Carpintaria is pleased to present the summer group show Cities in Dust. The title is borrowed from British band Siouxsie and the Banshees’ song released in 1985. The exhibit is comprised of photos, paintings and sculptures by 15 of the artists represented by Fortes D’Aloia & Gabriel, which share a particular focus on urban morphology and its contemporary phenomena.
While the song describes the destruction of the city of Pompeii by Vesuvius, caused by natural phenomena in 79 B.C., our era is typified by human presence as the main enabler of disasters. Scholars like Eduardo Viveiros de Castro have named such period as Anthropocene. A few millennia earlier, in Brazilian territory, animals such as giant sloths dug paleoburrows, tunnels used as underground shelter; Barrão’s resin sculpture, entitled Paleotoca which borrows its title from the latter, is made with molds cutout from cardboard, wood and what seems to be a toolbox – temporary shelters for ordinary utensils. Carlos Bevilacqua brings us back to the present day. The constant tension between past and future works as a common thread in Paletas e Fantasmas [Palettes and Ghosts] – objects get new meanings that differ from their common usage, highlighting the fragility of architectural balance.

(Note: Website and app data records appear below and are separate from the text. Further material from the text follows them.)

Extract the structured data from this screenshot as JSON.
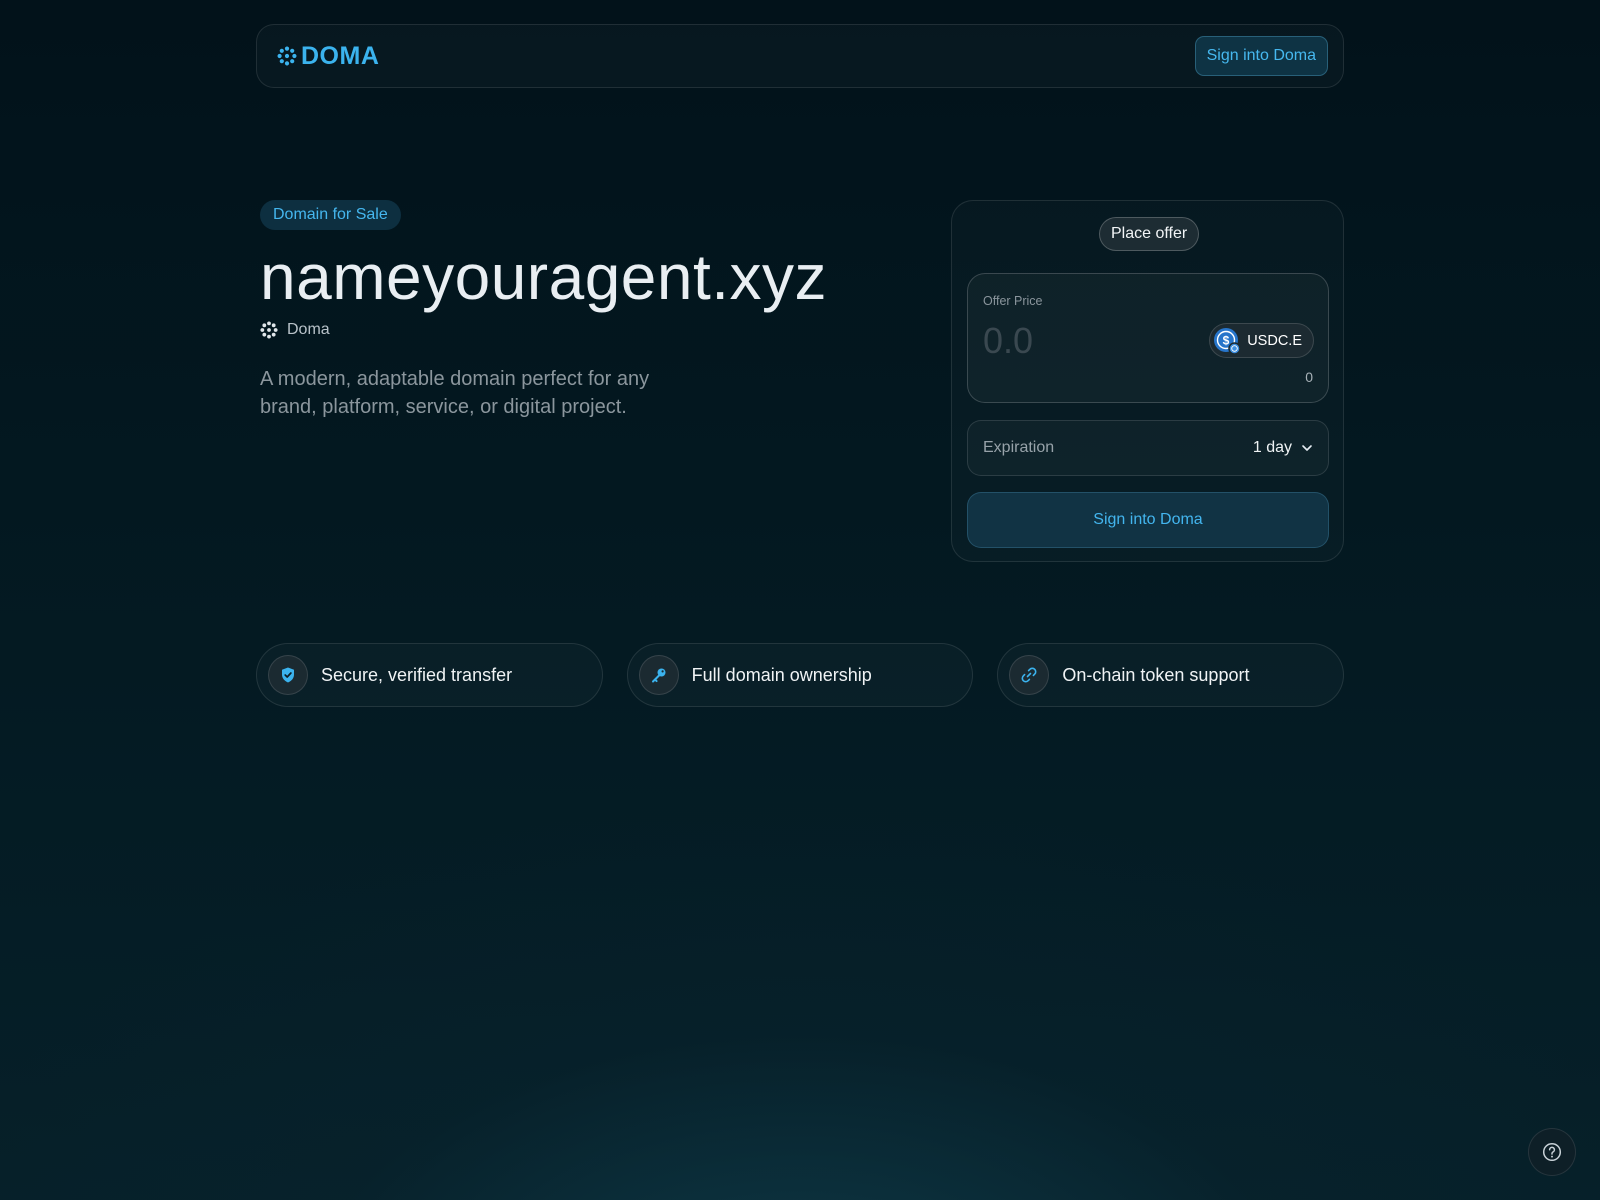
{
  "header": {
    "logo_text": "DOMA",
    "signin_label": "Sign into Doma"
  },
  "hero": {
    "badge": "Domain for Sale",
    "domain": "nameyouragent.xyz",
    "registrar": "Doma",
    "description": "A modern, adaptable domain perfect for any brand, platform, service, or digital project."
  },
  "offer_card": {
    "tab_label": "Place offer",
    "price_label": "Offer Price",
    "price_placeholder": "0.0",
    "token": "USDC.E",
    "balance": "0",
    "expiration_label": "Expiration",
    "expiration_value": "1 day",
    "signin_label": "Sign into Doma"
  },
  "features": [
    {
      "label": "Secure, verified transfer",
      "icon": "shield-check-icon"
    },
    {
      "label": "Full domain ownership",
      "icon": "key-icon"
    },
    {
      "label": "On-chain token support",
      "icon": "link-icon"
    }
  ],
  "colors": {
    "accent": "#3bb3ee",
    "background": "#02121a"
  },
  "help": {
    "icon": "help-icon"
  }
}
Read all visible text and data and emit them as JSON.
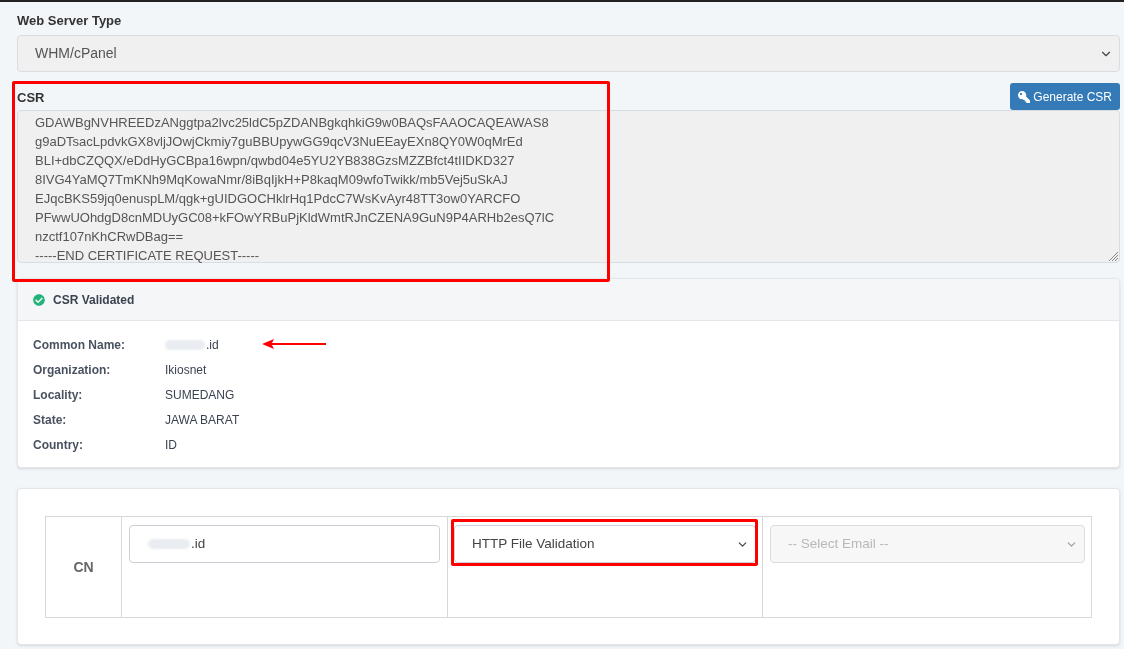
{
  "web_server_type": {
    "label": "Web Server Type",
    "value": "WHM/cPanel"
  },
  "csr": {
    "label": "CSR",
    "button": "Generate CSR",
    "value": "GDAWBgNVHREEDzANggtpa2lvc25ldC5pZDANBgkqhkiG9w0BAQsFAAOCAQEAWAS8\ng9aDTsacLpdvkGX8vljJOwjCkmiy7guBBUpywGG9qcV3NuEEayEXn8QY0W0qMrEd\nBLI+dbCZQQX/eDdHyGCBpa16wpn/qwbd04e5YU2YB838GzsMZZBfct4tIIDKD327\n8IVG4YaMQ7TmKNh9MqKowaNmr/8iBqIjkH+P8kaqM09wfoTwikk/mb5Vej5uSkAJ\nEJqcBKS59jq0enuspLM/qgk+gUIDGOCHklrHq1PdcC7WsKvAyr48TT3ow0YARCFO\nPFwwUOhdgD8cnMDUyGC08+kFOwYRBuPjKldWmtRJnCZENA9GuN9P4ARHb2esQ7lC\nnzctf107nKhCRwDBag==\n-----END CERTIFICATE REQUEST-----"
  },
  "validation": {
    "title": "CSR Validated",
    "validated": true,
    "fields": [
      {
        "label": "Common Name:",
        "value": ".id",
        "redacted": true
      },
      {
        "label": "Organization:",
        "value": "Ikiosnet",
        "redacted": false
      },
      {
        "label": "Locality:",
        "value": "SUMEDANG",
        "redacted": false
      },
      {
        "label": "State:",
        "value": "JAWA BARAT",
        "redacted": false
      },
      {
        "label": "Country:",
        "value": "ID",
        "redacted": false
      }
    ]
  },
  "domains": [
    {
      "label": "CN",
      "domain": ".id",
      "domain_redacted": true,
      "method": "HTTP File Validation",
      "email_placeholder": "-- Select Email --",
      "email_disabled": true
    }
  ]
}
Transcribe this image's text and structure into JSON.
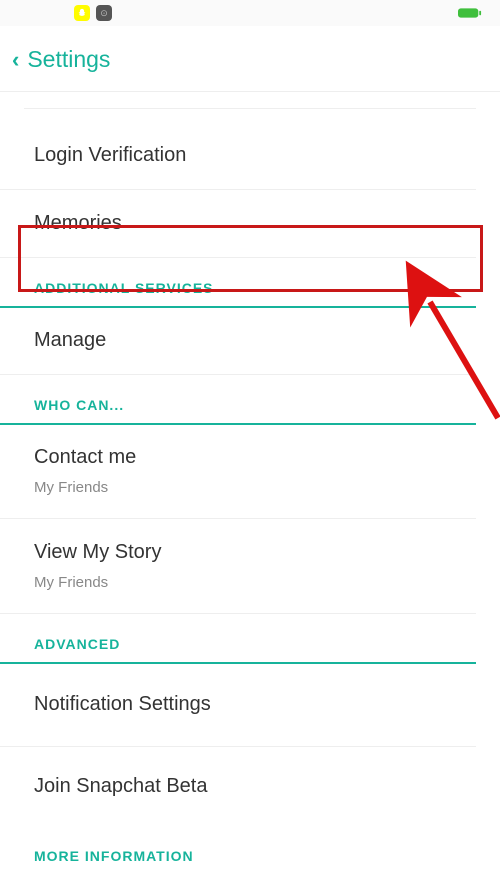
{
  "status": {
    "battery_color": "#3fbf3c"
  },
  "nav": {
    "title": "Settings"
  },
  "rows": {
    "login_verification": "Login Verification",
    "memories": "Memories",
    "manage": "Manage",
    "contact_me": {
      "label": "Contact me",
      "value": "My Friends"
    },
    "view_my_story": {
      "label": "View My Story",
      "value": "My Friends"
    },
    "notification_settings": "Notification Settings",
    "join_beta": "Join Snapchat Beta"
  },
  "sections": {
    "additional_services": "ADDITIONAL SERVICES",
    "who_can": "WHO CAN...",
    "advanced": "ADVANCED",
    "more_info": "MORE INFORMATION"
  }
}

Iran do Espírito Santo, who’s been turning ordinary industrial objects into contemplative totems for over 20 years now, joins in with Quatro Lâmpadas [Four Light Bulbs]. The relationship stands between the apparent triviality of these objects with their common usage and the utopic enlarged visual approach the artist adds to his practice. Ordinary objects are also used as building materials in Rivane Neuenschwander’s series of abstract photos Oil Spills, made in 2012 from satellite images. The piece directly refers to the recent incident in Brazil’s northeast coast. Luiz Zerbini’s Tríptico [Triptych] integrates grids inspired by Copan building windows in São Paulo that remind us of times when modernist Oscar Niemeyer would stand for the utopia of an optimistic future that has never come into being. French anthropologist Lévi-Strauss summarized this rapid decay in a well-known sentence that was incorporated by Caetano Veloso in his song Fora da Ordem and later appropriated by Cerith Wyn Evans: Aqui tudo parece que é ainda construção e já é ruína [Here Everything Seems Still Under Construction and Is Already a Ruin]. The consolidation of the failure of the Brazilian modernist project is illustrated in Perimetral, by Mauro Restiffe, which documents the controversial demolition of an overpass in Rio. Restiffe’s Planos de Fuga [Escape Plans] are portraits taken in downtown São Paulo, but also representative of any big metropolis: dress shirts, ties, briefcases, backpacks – continued fluctuations replayed Monday to Friday. Likewise, in the series New Ads for São Paulo, Franz Ackermann incorporates colorful façades onto the greyish megalopolis that could be mistaken for Shanghai or New York. Such contemporary influx phenomena create disastrous social and environmental consequences that are, nowadays, widely disputed.
The information and stimuli overload make us dependent on softwares that push us away from reality. Barrão’s sculpture A+B illustrates such phenomenon – organicity gives way to the rigidity of machinery and screens that increasingly mediate our relationships, and the grey color used by the artist may be interpreted as the customary monochrome scheme of urban materials, such as concrete. Rodrigo Matheus’ Forma [Shape] and Leda Catunda’s Copa use literality as a tool to highlight communication flaws on cities’ street furniture. Epitácio Pessoa, by Damián Ortega, brings three-dimensionality to the graffiti spotted by the artist in the namesake avenue – in the graffiti scene tags vindicate individuality and presence within public space.
As for Bárbara Wagner, she documents the production of funk ostentação music videos in São Paulo, blurring the lines between fantasy and reality in her series Masters of Ceremony: could it be a metaphor for nowadays?